Problem to work on: What is needed is an exact copy of all the entries below.

Entries supplied:
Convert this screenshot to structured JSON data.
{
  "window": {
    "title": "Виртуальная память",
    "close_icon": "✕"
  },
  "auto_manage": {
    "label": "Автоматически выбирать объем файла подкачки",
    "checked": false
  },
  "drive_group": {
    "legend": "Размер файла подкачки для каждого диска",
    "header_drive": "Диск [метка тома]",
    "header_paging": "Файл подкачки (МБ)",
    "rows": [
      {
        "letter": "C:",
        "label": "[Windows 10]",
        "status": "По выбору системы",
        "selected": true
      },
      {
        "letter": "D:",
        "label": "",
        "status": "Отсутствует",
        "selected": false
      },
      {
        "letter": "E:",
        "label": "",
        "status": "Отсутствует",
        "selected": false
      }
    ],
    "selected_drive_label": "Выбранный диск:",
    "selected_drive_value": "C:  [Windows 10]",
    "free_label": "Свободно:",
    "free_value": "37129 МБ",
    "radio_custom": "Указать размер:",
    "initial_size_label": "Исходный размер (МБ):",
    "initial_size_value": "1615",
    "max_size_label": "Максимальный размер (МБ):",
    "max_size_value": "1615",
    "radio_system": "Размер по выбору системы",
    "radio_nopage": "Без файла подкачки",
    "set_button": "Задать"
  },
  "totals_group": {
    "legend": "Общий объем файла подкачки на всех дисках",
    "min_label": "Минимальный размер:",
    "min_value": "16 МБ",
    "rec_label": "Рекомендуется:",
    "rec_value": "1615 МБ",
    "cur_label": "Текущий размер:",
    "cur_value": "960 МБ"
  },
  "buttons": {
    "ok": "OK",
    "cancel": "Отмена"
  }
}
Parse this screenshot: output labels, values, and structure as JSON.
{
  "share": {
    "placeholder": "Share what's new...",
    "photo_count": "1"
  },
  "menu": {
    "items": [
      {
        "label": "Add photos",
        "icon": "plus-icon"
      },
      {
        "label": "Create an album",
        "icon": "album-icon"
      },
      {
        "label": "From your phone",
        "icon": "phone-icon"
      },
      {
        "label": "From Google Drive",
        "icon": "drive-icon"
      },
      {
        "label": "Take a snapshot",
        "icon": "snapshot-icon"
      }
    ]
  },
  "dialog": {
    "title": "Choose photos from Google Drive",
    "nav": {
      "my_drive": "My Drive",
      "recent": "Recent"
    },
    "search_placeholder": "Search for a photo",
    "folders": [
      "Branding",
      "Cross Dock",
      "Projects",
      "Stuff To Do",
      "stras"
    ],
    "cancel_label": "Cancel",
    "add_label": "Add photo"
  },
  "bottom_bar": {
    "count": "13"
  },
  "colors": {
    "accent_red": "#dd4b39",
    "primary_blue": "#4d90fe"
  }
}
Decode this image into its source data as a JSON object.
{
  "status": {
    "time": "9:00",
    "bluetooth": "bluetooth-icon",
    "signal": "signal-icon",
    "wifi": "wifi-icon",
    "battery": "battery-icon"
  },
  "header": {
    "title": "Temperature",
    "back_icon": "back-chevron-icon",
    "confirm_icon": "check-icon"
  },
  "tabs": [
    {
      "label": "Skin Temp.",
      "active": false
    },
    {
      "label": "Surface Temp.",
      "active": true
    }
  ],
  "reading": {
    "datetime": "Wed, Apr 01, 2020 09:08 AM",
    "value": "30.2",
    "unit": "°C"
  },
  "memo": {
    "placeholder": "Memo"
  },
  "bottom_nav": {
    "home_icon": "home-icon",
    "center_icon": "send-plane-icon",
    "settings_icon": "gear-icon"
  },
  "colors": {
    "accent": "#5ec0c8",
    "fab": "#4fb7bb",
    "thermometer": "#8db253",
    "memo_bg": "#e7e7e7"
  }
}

Your solution:
Convert this screenshot to structured JSON data.
{
  "window": {
    "title": "Виртуальная память",
    "close_icon": "✕"
  },
  "auto_manage": {
    "label": "Автоматически выбирать объем файла подкачки",
    "checked": false
  },
  "drive_group": {
    "legend": "Размер файла подкачки для каждого диска",
    "header_drive": "Диск [метка тома]",
    "header_paging": "Файл подкачки (МБ)",
    "rows": [
      {
        "letter": "C:",
        "label": "[Windows 10]",
        "status": "По выбору системы",
        "selected": true
      },
      {
        "letter": "D:",
        "label": "",
        "status": "Отсутствует",
        "selected": false
      },
      {
        "letter": "E:",
        "label": "",
        "status": "Отсутствует",
        "selected": false
      }
    ],
    "selected_drive_label": "Выбранный диск:",
    "selected_drive_value": "C:  [Windows 10]",
    "free_label": "Свободно:",
    "free_value": "37129 МБ",
    "radio_custom": "Указать размер:",
    "initial_size_label": "Исходный размер (МБ):",
    "initial_size_value": "1615",
    "max_size_label": "Максимальный размер (МБ):",
    "max_size_value": "1615",
    "radio_system": "Размер по выбору системы",
    "radio_nopage": "Без файла подкачки",
    "set_button": "Задать"
  },
  "totals_group": {
    "legend": "Общий объем файла подкачки на всех дисках",
    "min_label": "Минимальный размер:",
    "min_value": "16 МБ",
    "rec_label": "Рекомендуется:",
    "rec_value": "1615 МБ",
    "cur_label": "Текущий размер:",
    "cur_value": "960 МБ"
  },
  "buttons": {
    "ok": "OK",
    "cancel": "Отмена"
  }
}
Parse this screenshot: output labels, values, and structure as JSON.
{
  "share": {
    "placeholder": "Share what's new...",
    "photo_count": "1"
  },
  "menu": {
    "items": [
      {
        "label": "Add photos",
        "icon": "plus-icon"
      },
      {
        "label": "Create an album",
        "icon": "album-icon"
      },
      {
        "label": "From your phone",
        "icon": "phone-icon"
      },
      {
        "label": "From Google Drive",
        "icon": "drive-icon"
      },
      {
        "label": "Take a snapshot",
        "icon": "snapshot-icon"
      }
    ]
  },
  "dialog": {
    "title": "Choose photos from Google Drive",
    "nav": {
      "my_drive": "My Drive",
      "recent": "Recent"
    },
    "search_placeholder": "Search for a photo",
    "folders": [
      "Branding",
      "Cross Dock",
      "Projects",
      "Stuff To Do",
      "stras"
    ],
    "cancel_label": "Cancel",
    "add_label": "Add photo"
  },
  "bottom_bar": {
    "count": "13"
  },
  "colors": {
    "accent_red": "#dd4b39",
    "primary_blue": "#4d90fe"
  }
}
Decode this image into its source data as a JSON object.
{
  "status": {
    "time": "9:00",
    "bluetooth": "bluetooth-icon",
    "signal": "signal-icon",
    "wifi": "wifi-icon",
    "battery": "battery-icon"
  },
  "header": {
    "title": "Temperature",
    "back_icon": "back-chevron-icon",
    "confirm_icon": "check-icon"
  },
  "tabs": [
    {
      "label": "Skin Temp.",
      "active": false
    },
    {
      "label": "Surface Temp.",
      "active": true
    }
  ],
  "reading": {
    "datetime": "Wed, Apr 01, 2020 09:08 AM",
    "value": "30.2",
    "unit": "°C"
  },
  "memo": {
    "placeholder": "Memo"
  },
  "bottom_nav": {
    "home_icon": "home-icon",
    "center_icon": "send-plane-icon",
    "settings_icon": "gear-icon"
  },
  "colors": {
    "accent": "#5ec0c8",
    "fab": "#4fb7bb",
    "thermometer": "#8db253",
    "memo_bg": "#e7e7e7"
  }
}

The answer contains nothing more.